## [EXERCISE INSTRUCTIONS]
In the data below, find each line carrying the string "screenshot" and copy it out.

## [AVAILABLE RECORDS]
---

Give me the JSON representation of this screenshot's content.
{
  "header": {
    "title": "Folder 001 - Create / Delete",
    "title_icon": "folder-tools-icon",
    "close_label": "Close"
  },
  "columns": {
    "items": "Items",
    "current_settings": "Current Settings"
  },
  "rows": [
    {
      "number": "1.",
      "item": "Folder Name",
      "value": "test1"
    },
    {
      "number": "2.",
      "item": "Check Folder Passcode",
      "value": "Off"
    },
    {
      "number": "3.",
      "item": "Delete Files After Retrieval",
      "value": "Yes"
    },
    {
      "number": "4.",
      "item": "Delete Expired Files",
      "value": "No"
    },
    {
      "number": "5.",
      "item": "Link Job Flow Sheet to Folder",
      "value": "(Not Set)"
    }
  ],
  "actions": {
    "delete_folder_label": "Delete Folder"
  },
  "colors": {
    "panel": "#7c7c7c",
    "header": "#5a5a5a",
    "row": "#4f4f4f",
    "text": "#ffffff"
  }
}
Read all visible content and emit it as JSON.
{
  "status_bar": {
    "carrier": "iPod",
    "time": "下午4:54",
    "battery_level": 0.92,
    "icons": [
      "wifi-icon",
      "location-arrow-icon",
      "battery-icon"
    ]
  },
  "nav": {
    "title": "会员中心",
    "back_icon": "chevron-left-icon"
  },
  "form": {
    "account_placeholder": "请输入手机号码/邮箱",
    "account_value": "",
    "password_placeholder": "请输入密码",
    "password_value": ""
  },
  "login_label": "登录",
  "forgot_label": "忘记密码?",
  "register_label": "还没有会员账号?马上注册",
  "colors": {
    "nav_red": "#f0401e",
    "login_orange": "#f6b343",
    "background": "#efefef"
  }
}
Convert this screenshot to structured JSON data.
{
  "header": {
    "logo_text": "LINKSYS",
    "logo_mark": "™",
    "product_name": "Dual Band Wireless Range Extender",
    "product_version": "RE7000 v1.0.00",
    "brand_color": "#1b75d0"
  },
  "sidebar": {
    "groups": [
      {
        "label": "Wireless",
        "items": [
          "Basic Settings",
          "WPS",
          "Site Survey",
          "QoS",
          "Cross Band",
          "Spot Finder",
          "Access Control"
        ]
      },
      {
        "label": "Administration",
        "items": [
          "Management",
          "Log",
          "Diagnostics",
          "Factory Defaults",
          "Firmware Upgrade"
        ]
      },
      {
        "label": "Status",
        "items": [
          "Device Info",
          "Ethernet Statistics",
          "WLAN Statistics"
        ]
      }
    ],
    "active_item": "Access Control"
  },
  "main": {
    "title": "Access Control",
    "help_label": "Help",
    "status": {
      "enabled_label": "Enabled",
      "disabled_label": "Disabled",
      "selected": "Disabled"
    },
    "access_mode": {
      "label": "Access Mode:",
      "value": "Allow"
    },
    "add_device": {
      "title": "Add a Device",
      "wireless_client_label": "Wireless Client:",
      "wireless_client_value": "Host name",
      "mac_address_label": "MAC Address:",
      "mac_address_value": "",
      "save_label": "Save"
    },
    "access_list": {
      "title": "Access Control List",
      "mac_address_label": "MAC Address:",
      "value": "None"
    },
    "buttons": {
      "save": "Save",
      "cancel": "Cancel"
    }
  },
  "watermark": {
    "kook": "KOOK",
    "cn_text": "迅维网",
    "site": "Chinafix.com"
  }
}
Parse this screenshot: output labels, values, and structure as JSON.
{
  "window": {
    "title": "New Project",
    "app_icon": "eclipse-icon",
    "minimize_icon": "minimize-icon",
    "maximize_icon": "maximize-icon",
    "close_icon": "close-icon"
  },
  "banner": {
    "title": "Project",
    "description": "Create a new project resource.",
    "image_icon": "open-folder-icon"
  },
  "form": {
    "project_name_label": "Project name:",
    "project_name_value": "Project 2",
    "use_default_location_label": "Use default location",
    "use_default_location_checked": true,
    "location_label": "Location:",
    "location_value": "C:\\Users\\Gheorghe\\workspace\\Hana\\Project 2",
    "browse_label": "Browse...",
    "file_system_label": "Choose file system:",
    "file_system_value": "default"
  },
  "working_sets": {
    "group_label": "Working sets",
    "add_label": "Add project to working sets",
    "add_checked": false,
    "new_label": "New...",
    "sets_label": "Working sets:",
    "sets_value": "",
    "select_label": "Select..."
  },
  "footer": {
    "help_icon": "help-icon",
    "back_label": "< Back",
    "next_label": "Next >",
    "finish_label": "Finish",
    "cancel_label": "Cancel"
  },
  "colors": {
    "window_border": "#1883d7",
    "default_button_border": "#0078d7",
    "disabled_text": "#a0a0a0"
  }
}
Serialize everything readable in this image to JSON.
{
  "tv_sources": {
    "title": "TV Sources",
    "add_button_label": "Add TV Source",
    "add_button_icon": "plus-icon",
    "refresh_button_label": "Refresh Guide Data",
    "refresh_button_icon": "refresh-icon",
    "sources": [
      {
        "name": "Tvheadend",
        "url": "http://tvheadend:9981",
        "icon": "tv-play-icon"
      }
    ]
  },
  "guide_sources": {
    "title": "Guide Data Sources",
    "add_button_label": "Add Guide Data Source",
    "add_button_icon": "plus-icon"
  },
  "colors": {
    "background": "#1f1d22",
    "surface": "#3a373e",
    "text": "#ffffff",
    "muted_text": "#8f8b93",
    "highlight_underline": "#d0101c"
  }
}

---

## [SOLVED PROBLEM]
Give me the JSON representation of this screenshot's content.
Convert this screenshot to structured JSON data.
Parse this screenshot: output labels, values, and structure as JSON.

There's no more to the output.